Had Elsa heard Anna's story about Willow and Tara smoochies? Or had Kristoff outed her? Whatever the reason, Anna was incredibly heartened. After a year of loneliness, perhaps they needed each other, and the friendship they could bring. Perhaps there could be more than friendship one day, but today Anna would be overjoyed just to spend more time in Elsa's company.
Anna had tramped all over this park, and thought she recognised that they were nearing the exit. It had been over three hours, and she was seriously chilled and a little hungry. But she didn't want the outing to end, not without getting Elsa's number, so they could arrange the promised art discussion. And so Anna could ask what was up with the whole face thing.
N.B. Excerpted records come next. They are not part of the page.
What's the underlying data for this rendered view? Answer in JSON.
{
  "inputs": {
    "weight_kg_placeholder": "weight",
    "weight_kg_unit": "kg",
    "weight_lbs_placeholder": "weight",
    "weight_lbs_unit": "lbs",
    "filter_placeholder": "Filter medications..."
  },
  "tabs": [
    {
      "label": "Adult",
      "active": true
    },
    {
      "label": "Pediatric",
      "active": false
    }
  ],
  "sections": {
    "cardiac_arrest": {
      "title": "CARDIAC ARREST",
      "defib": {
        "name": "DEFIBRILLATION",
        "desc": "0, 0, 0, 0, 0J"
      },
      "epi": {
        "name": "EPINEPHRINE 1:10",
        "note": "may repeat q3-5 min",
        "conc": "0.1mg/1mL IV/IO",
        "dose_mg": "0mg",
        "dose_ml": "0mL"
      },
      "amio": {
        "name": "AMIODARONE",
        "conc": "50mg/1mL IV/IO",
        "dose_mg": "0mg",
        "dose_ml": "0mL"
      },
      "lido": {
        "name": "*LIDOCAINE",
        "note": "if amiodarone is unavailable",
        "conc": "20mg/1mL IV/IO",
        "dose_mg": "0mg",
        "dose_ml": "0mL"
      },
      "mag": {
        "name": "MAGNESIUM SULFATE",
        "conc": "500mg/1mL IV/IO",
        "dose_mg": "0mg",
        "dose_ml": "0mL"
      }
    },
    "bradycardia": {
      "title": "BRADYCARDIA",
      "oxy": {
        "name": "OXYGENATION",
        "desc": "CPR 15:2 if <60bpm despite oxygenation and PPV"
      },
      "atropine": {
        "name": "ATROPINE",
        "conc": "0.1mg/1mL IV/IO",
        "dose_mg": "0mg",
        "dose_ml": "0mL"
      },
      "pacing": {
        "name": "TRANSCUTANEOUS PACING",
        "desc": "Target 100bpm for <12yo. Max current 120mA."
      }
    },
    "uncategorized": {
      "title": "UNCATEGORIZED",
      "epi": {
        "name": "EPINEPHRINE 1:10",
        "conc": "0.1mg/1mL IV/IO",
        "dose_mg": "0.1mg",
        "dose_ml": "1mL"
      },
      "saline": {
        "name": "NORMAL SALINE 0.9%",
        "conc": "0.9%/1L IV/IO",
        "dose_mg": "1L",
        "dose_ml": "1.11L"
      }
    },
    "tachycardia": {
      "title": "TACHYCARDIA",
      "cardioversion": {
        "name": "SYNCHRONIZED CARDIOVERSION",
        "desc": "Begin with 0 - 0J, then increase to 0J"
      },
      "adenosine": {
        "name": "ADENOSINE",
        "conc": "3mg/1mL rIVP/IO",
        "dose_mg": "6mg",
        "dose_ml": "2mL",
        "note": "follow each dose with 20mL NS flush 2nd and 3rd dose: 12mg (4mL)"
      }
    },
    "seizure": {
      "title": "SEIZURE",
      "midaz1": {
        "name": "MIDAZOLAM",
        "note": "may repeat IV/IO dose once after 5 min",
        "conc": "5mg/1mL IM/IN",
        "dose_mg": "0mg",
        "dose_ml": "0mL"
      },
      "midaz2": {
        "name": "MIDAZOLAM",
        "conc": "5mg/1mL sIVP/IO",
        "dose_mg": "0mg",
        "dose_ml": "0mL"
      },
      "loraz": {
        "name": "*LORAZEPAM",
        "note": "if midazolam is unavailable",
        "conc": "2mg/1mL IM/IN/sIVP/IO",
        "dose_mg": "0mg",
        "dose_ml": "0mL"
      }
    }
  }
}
Not to mention the hand holding.
But it was the nature of a global pandemic to insist that, not only shall good things end, they shall end quite quickly. Time. What had happened to fucking time? Time didn't behave as it used to; wasn't it American Thanksgiving just last week?
It didn't take long for the six of them to exit the forest and find themselves in a small warren of residential streets. By some miracle of Elsa's impeccable guidance, they had exited quite close to her silver BMW.
Was it Anna's imagination, or did Elsa's step grow a little slower as they proceeded down the street? Everyone was sharing what they hoped to do with their day or week, the little plans that kept them somewhat happy and sane even as the great district lockdown loomed. They would not be able to meet again until this three weeks (cough, cough, three months?) ended, for this particular lockdown also prohibited groups larger than two from forming. Anna had already learned that Elsa was more a listener than talker, and that she only piped in when she felt she had something meaningful to add. Anna also noticed that Elsa didn't contribute to this particular conversation, which quickly devolved into goodbyes as they found themselves at the opening to the subway.
"What an absolutely brilliant walk," Jakub said. "And no one died!"
"Oh, I cheated death today, but lived to tell the tale," Anna quipped. "Thanks to Elsa." She reached out and squeezed Elsa's arm before turning to Kristoff. "Thanks for organising this, Kristoff. It was great. I needed it." She kneeled and scratched Sven behind his ears.
"Um, Anna?" she heard Elsa ask.
Anna rose and turned to look at Elsa. "Yes?" she asked, her heart beating again.
"Do you have any plans right now? I mean, if you're okay with it, you could come back to mine for a while. I, uh, I tested negative earlier this week, so it should be safe."
"Wait, I thought we…" Hans began.
Elsa turned to him, her eyes suddenly flinty. "You have your Lítačka public transport pass, don't you?"
"So you can take public transit home. See you Monday at the sales meeting. Thanks for introducing me to your friends." Elsa once again linked her arm in Anna's.
Hans began to splutter, until Kristoff gently pulled him away, saying quietly, "Just leave it, Hans. You're outmatched, dude." Jakub and Jessica waved at the group, called out their farewells, and then began to walk away.
Leaving Anna and Elsa on the sidewalk with pearly skies above while the city of Prague ticked and hummed about them with lazy Saturday pandemic traffic. A little shocked at how fast the group had dissolved, Anna looked over at Elsa, who seemed a little bit shy now that they were alone.
So Anna stepped forward, saying, "Your place, huh? Does this mean I get to see your art?"
"That and more," Elsa said, as she took off her face mask. "If you're interested." Her eyelashes were incredibly sooty, and she swung her body slightly on one hip as she gave this beautiful invitation. It made Elsa's coat pull ever so slightly against her breasts, and Anna felt a thrill of desire, clean and pure, rocket through her body.
Anna also took off her mask. The wind was chipper and fresh on her cheeks, matching the lightheartedness she felt. "Oh, I'm interested."